Print the whole listing exactly.

───── Data for the task ─────

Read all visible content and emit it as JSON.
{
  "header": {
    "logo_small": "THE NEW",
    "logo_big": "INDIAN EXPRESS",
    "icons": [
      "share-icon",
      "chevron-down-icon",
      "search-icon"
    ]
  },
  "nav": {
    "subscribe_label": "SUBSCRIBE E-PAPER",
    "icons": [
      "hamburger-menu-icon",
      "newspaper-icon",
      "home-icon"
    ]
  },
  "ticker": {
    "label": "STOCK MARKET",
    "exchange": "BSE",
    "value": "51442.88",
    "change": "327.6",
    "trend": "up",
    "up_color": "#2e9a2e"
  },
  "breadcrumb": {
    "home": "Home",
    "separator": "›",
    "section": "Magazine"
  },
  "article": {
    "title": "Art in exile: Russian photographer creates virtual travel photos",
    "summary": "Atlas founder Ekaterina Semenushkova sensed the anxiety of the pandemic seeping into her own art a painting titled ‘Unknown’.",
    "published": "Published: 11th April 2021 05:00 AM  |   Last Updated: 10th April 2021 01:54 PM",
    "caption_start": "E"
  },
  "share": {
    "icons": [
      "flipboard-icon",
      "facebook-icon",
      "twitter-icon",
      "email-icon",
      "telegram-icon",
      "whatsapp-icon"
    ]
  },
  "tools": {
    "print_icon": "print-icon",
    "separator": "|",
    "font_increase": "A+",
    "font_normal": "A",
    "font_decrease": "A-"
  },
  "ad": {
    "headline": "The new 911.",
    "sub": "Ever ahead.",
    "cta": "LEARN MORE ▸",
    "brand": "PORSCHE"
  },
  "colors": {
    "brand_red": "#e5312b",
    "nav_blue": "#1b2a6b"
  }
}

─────

*Final answer*:
Read all visible content and emit it as JSON.
{
  "header": {
    "logo_small": "THE NEW",
    "logo_big": "INDIAN EXPRESS",
    "icons": [
      "share-icon",
      "chevron-down-icon",
      "search-icon"
    ]
  },
  "nav": {
    "subscribe_label": "SUBSCRIBE E-PAPER",
    "icons": [
      "hamburger-menu-icon",
      "newspaper-icon",
      "home-icon"
    ]
  },
  "ticker": {
    "label": "STOCK MARKET",
    "exchange": "BSE",
    "value": "51442.88",
    "change": "327.6",
    "trend": "up",
    "up_color": "#2e9a2e"
  },
  "breadcrumb": {
    "home": "Home",
    "separator": "›",
    "section": "Magazine"
  },
  "article": {
    "title": "Art in exile: Russian photographer creates virtual travel photos",
    "summary": "Atlas founder Ekaterina Semenushkova sensed the anxiety of the pandemic seeping into her own art a painting titled ‘Unknown’.",
    "published": "Published: 11th April 2021 05:00 AM  |   Last Updated: 10th April 2021 01:54 PM",
    "caption_start": "E"
  },
  "share": {
    "icons": [
      "flipboard-icon",
      "facebook-icon",
      "twitter-icon",
      "email-icon",
      "telegram-icon",
      "whatsapp-icon"
    ]
  },
  "tools": {
    "print_icon": "print-icon",
    "separator": "|",
    "font_increase": "A+",
    "font_normal": "A",
    "font_decrease": "A-"
  },
  "ad": {
    "headline": "The new 911.",
    "sub": "Ever ahead.",
    "cta": "LEARN MORE ▸",
    "brand": "PORSCHE"
  },
  "colors": {
    "brand_red": "#e5312b",
    "nav_blue": "#1b2a6b"
  }
}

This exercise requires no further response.